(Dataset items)
Start of Block
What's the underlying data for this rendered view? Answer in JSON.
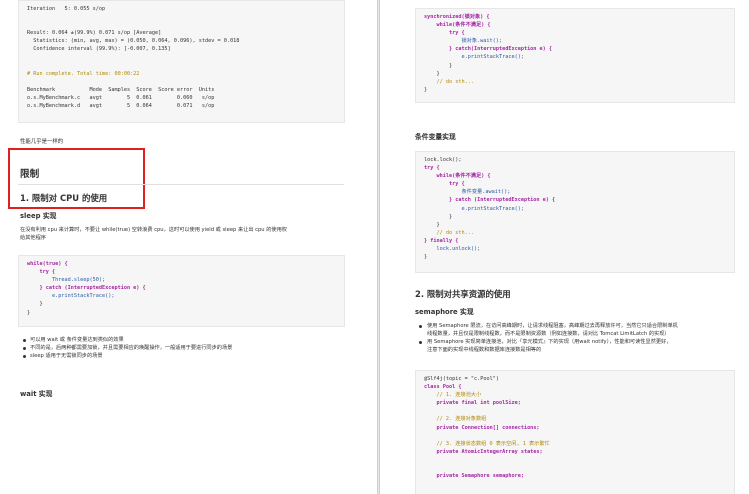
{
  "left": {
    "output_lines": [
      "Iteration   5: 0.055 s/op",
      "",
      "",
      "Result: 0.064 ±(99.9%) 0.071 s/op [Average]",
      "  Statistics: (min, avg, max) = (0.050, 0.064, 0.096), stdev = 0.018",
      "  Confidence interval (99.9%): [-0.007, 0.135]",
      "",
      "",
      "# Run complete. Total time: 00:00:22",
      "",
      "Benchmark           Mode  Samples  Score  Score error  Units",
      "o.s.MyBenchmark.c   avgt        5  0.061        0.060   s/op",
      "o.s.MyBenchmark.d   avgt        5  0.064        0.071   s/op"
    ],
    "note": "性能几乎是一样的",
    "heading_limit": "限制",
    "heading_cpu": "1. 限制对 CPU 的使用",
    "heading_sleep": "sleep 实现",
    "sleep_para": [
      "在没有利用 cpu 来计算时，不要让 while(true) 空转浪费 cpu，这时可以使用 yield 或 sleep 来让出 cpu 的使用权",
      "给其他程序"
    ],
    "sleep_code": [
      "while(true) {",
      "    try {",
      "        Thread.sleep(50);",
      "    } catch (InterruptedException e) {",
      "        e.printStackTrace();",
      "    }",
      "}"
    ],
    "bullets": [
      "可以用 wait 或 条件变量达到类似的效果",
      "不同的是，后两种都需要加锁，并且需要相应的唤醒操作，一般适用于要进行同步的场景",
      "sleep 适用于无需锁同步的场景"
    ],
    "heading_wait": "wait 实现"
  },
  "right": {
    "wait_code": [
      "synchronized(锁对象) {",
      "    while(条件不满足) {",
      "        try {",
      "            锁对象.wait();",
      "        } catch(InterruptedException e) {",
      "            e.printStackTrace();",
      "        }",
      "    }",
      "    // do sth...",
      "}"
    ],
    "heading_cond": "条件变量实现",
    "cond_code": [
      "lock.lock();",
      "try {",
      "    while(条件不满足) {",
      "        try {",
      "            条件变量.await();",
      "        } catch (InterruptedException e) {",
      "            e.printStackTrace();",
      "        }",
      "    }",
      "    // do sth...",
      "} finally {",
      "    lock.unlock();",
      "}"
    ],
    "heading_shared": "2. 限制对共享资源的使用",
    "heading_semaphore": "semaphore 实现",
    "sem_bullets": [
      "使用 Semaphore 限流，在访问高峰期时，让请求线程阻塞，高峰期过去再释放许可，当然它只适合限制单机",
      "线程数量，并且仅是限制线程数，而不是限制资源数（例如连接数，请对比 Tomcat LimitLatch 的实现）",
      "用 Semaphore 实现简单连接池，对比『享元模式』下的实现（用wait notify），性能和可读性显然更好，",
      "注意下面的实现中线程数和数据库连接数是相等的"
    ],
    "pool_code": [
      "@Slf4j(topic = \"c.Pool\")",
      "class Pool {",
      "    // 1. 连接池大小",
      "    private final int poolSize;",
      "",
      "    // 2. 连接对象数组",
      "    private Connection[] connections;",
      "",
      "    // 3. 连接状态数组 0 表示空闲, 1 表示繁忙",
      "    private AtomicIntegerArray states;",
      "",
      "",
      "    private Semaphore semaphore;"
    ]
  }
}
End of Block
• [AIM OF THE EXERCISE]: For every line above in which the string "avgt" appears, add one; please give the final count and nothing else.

• [FINAL ANSWER]: 2